On March 17, Virginia Gov. Ralph Northam banned gatherings of 10 or more people to slow the spread of the coronavirus. Mekyah Davis, 23, was in his second week of a new job waiting tables at the cryptid-inspired Wood Booger Grill in Norton, Va.
“That week, [my boss] cut the schedule,” Davis recounted. “Everybody only had one shift.”
A week later, the governor banned dine-in service at all restaurants. Davis was out of a job. “I’m about to apply for unemployment as we speak,” Davis said.
The economic toll of coronavirus-related shutdowns has reached even the most rural communities as governments move to stave off an even more dire public health crisis. In Kentucky, Ohio and West Virginia combined, more than 750,000 people filed unemployment insurance claims over a two-week period, and economists agree that America has entered a recession.
The job losses hit especially hard for young people who tend to rely on hourly jobs in the service industry and may also depend on university meal plans to get by. Data on the specific impact of a coronavirus-related recession on young people is limited, but with schools and universities across the nation shut down or transitioning to online learning, and 24 million jobs in the leisure and hospitality industries at risk, it’s not difficult to imagine the toll the recession might have.
Lou Murrey, 29, is the coordinator of the Stay Together Appalachian Youth Project, a regional network that supports young people who want to live and work in Appalachia, rather than contribute to out-migration to urban centers. Since the pandemic began, Murrey has received countless panicked messages from young people in immediate financial need. Some of them were students, like those from Berea College, which closed March 13, suddenly finding themselves without a room and a meal plan.
“Or there were people coming home from West Virginia University worried that, you know, ‘I’m going to have to walk two miles to the library to use the internet,’” Murrey said, “‘So I can finish my classes so I can graduate.’”
It wasn’t just students. As restaurants like the Wood Booger began to close, Murrey, who uses gender-neutral they/them pronouns, realized young service-industry workers would need help making rent and buying groceries. They began working with activists at the Kentucky Student Environmental Coalition to support young people in crisis.
The groups launched the KSEC & STAY Project Mutual Aid Fund on March 20. The fund offers money directly to people in Appalachia between the ages of 14 and 30.
“I had to shut it down after four hours because we were out of money, because we had so many requests,” Murrey said. “And every single one of them was a person in crisis. Every single one of them was like, I need just $100 to help me buy groceries, I need just $200 to pay rent.”
People Helping People
Mt. Sterling, Ky. musician Larah Helayne, 18, lost months of income as live gigs were cancelled or postponed. “I live with my grandparents, and they’re 64 and 67, and my great grandparents and my great uncle all live on the same plot of land, and they’re all immunosuppressed. So I’ve been doing all the errand-running, all the grocery shopping, while also trying to keep up good grades, and attend like 800 Zoom meetings a day.”

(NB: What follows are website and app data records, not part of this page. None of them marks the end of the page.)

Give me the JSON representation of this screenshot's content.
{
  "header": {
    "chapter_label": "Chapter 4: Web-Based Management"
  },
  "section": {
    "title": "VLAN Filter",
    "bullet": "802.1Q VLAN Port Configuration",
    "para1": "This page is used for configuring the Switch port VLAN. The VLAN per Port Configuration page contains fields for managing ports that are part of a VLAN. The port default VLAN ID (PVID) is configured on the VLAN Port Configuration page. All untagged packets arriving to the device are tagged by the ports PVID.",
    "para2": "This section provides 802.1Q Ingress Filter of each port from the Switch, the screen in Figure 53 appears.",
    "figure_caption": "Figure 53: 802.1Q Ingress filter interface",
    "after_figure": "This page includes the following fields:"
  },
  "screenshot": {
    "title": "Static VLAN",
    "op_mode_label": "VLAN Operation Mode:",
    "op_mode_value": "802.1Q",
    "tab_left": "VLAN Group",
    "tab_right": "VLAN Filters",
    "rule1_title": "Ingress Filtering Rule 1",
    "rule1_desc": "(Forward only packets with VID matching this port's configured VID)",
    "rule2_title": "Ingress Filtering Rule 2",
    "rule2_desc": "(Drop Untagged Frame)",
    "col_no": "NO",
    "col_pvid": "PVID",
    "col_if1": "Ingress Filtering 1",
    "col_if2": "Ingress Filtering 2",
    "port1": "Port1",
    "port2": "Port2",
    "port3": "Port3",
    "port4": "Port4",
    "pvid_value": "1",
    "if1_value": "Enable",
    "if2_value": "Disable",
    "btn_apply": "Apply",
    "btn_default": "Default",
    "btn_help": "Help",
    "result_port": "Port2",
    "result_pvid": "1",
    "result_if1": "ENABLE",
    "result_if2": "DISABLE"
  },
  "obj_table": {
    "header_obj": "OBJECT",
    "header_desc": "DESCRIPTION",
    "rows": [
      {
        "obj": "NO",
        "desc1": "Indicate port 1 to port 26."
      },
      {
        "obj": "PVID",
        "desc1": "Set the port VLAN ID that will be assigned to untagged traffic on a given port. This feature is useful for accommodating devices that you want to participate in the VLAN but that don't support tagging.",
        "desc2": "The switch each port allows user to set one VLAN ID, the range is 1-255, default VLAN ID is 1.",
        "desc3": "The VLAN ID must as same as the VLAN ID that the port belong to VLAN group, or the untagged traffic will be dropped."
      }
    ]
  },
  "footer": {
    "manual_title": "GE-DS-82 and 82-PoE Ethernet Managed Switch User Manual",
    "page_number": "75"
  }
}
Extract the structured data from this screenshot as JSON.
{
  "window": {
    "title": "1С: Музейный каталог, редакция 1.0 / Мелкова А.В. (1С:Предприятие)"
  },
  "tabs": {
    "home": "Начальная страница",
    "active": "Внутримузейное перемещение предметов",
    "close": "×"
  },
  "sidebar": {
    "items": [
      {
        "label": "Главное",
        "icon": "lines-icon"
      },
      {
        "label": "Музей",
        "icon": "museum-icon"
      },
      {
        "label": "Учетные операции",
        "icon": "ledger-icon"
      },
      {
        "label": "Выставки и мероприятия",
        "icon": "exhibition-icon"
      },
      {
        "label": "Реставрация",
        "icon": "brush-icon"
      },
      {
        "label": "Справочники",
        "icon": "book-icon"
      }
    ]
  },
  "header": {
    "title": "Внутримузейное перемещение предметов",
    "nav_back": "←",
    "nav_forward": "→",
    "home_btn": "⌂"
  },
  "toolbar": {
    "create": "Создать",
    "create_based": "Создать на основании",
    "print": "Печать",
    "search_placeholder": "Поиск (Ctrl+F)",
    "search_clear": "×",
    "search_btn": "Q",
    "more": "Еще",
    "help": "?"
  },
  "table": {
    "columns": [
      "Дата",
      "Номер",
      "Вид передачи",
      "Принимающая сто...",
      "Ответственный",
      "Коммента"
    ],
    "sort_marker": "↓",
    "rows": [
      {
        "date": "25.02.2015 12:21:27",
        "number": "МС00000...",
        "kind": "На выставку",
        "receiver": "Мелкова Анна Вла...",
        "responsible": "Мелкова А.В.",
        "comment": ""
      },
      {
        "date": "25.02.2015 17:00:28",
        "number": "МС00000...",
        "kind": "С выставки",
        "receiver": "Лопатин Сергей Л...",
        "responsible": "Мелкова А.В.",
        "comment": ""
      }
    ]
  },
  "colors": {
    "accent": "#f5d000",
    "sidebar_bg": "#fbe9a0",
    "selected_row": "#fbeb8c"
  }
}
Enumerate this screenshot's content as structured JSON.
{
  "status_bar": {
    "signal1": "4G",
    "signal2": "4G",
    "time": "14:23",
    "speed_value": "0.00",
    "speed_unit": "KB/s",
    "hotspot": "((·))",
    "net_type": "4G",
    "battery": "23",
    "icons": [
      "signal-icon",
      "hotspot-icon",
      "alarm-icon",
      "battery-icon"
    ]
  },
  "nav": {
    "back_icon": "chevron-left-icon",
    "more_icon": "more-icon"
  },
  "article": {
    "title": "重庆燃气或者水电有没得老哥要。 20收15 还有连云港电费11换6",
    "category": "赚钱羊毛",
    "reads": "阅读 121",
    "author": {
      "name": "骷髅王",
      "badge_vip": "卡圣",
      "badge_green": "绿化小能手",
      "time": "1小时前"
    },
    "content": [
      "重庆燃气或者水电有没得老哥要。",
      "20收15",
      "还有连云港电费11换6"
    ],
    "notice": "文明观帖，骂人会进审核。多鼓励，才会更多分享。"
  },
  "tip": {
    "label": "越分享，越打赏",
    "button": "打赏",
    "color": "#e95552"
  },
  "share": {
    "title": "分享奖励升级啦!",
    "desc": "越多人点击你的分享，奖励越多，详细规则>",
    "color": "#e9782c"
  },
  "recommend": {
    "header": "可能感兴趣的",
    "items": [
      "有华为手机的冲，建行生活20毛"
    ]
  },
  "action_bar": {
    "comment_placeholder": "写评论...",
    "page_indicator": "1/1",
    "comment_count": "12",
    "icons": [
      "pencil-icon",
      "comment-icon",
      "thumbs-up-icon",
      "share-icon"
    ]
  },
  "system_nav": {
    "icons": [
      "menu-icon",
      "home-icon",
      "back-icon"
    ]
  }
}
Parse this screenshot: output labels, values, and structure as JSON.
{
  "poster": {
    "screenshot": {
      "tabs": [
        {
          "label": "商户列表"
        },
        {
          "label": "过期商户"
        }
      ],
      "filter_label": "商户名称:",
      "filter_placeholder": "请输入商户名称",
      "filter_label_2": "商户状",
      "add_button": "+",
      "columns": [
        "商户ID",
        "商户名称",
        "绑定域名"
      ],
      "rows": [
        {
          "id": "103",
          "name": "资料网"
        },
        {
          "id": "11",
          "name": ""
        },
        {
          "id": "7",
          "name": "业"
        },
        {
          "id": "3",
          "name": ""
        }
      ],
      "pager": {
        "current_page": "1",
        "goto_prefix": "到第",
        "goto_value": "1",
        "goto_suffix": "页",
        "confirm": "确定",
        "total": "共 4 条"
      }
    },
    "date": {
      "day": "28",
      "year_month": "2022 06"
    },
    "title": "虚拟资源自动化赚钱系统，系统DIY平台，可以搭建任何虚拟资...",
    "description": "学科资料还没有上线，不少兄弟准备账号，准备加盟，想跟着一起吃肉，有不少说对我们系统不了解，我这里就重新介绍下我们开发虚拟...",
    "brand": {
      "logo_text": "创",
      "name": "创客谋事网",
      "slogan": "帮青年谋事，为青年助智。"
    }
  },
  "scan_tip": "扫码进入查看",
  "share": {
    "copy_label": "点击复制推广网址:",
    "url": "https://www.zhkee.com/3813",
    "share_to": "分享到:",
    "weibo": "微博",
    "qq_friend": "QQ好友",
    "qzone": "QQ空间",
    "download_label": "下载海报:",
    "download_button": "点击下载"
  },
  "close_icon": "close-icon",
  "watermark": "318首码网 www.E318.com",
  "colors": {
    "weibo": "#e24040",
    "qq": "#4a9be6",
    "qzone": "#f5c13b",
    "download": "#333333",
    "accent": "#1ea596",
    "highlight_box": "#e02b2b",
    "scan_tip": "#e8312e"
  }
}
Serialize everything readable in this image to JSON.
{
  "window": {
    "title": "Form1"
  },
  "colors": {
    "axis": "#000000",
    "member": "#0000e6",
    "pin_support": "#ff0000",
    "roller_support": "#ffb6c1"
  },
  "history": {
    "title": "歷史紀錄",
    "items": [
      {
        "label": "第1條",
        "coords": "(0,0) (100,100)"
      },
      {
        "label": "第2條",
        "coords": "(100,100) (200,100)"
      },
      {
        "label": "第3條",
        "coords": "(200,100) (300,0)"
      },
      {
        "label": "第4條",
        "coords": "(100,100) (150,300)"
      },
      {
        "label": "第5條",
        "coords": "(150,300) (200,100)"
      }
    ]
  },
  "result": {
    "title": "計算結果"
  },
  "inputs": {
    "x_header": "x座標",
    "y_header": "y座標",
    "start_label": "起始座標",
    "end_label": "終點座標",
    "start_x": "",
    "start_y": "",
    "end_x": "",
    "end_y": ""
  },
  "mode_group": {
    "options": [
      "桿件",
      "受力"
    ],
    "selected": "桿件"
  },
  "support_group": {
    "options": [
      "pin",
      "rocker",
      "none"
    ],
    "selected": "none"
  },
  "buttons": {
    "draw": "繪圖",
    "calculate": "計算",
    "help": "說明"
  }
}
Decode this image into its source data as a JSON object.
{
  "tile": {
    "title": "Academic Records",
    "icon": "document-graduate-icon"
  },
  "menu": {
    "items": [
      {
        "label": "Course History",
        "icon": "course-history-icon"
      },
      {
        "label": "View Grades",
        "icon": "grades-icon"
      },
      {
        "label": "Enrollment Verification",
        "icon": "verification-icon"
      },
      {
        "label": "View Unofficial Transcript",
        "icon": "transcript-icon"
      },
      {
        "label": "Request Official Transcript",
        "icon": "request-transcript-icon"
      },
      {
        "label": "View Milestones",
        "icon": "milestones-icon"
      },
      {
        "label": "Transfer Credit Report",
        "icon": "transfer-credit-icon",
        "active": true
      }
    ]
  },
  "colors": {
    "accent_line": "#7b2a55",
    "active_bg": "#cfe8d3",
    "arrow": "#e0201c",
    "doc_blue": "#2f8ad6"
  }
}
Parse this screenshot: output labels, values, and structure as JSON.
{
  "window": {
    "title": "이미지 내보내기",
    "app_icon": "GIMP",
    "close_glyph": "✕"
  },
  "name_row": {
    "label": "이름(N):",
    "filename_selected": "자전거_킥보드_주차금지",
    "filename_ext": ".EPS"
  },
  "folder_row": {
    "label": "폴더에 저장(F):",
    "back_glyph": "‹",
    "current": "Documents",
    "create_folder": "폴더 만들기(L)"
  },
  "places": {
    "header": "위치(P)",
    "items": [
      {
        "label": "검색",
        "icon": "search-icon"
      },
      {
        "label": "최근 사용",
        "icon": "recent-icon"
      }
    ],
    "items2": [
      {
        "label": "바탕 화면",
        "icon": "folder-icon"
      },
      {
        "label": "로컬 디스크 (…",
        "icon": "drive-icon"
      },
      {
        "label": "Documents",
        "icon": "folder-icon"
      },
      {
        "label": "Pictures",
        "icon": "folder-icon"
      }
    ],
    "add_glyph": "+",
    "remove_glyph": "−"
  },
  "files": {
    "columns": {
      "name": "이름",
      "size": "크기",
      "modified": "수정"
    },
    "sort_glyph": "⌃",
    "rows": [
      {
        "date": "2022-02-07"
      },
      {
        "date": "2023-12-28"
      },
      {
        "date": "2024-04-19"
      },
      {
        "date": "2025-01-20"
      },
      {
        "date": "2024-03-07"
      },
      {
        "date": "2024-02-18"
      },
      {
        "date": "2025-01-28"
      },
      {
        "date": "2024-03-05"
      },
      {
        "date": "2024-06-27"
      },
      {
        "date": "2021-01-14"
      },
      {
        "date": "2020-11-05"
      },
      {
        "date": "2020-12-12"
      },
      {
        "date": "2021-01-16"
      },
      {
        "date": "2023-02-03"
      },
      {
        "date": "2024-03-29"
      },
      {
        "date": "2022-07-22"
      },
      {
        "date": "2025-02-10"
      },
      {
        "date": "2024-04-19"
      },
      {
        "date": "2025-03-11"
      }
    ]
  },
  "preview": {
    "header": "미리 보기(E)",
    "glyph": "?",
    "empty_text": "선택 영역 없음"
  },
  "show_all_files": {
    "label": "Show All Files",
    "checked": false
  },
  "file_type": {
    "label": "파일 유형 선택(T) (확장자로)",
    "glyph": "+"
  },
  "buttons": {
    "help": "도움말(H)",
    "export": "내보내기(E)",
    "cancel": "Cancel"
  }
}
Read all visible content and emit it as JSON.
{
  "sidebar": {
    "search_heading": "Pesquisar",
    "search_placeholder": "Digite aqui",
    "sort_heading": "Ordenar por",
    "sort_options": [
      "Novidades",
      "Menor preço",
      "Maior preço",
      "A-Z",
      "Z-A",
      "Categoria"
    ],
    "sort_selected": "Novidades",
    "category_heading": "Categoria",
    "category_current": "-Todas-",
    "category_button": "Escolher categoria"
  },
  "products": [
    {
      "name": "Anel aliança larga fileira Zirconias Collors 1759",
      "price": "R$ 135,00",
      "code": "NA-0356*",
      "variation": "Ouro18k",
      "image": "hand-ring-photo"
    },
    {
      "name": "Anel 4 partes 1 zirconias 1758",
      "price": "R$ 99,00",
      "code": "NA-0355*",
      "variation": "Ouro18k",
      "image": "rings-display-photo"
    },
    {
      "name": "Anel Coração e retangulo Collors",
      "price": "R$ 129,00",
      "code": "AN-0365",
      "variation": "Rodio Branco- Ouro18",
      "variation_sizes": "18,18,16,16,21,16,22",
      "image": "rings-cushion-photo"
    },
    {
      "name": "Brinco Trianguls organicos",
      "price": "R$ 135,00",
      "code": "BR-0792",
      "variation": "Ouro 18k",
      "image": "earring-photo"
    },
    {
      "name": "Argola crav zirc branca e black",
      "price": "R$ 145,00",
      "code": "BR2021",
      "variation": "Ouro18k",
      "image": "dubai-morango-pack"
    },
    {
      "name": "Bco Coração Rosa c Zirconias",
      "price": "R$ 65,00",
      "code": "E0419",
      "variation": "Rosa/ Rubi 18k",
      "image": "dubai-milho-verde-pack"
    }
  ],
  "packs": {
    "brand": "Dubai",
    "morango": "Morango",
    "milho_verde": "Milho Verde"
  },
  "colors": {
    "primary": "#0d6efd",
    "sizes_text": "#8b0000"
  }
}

The high school senior worries for the members of their school’s Gender and Sexuality Alliance, many of whom are stuck at home with unaccepting family members. So in addition to schoolwork and caring for their family members, Helayne does what they can for friends, dropping off a minifridge for one or lending their laptop to another. Helayne has also offered to pick up groceries for several elderly neighbors who are at higher risk for serious infection from the coronavirus.
It’s work that Murrey and KSEC’s eastern Kentucky coordinator Caci Gibson call “mutual aid,” a kind of generosity that emphasizes solidarity rather than charity.
Although the term ‘mutual aid’ might be foreign to some, it’s central to how Appalachian communities have weathered previous economic hardships. “How many times has a church community rallied around a widow and brought her casseroles so she could eat?” Gibson said. “That’s mutual aid. It’s how we take care of each other here.”
In regular teleconference calls, STAY Project and KSEC members share their struggles with finances, isolation and the uncertainty of the future.
“This is a very uncertain time,” Davis said. “But we do know that even if we can’t physically be with each other and congregate and whatnot, we’re going to continue to show up for each other, whether it be fundraising to get each other resources, whether it be hosting virtual social events.”
“Whether you’re in school or not, your whole world has been flipped upside down,” Murrey said. “And I’m just really proud of young people in this region who step up to the plate time and time again.”
‘We can’t go back’
The STAY Project and KSEC continue to fundraise so as to keep offering grants of $100 to $200 to young people in crisis. But Murrey said the fund would never be enough.
“What we’re doing is providing a small Band-Aid,” Murrey said. “But what this whole thing has been is an unveiling of how much of a sham our whole system is.”
“Absolutely,” Gibson agreed. “We need to find ways to meet people’s immediate needs, but also change the system. A lot of times we say that we’re modeling the new world, and that we’re building the world that we want to live in.”
The young people point to corporate bailouts, health insurance tied to employment, and the number of their friends and relatives so strapped for resources as evidence that the system has failed them.
When summer comes, Davis hopes to deliver fresh vegetables from his garden to community members in need, and host bonfires in his yard where everyone stays 6 feet apart. “We belong to each other,” he said. “We can’t go back to the way we’ve been living our lives for so long. We have the opportunity to completely transform our community.”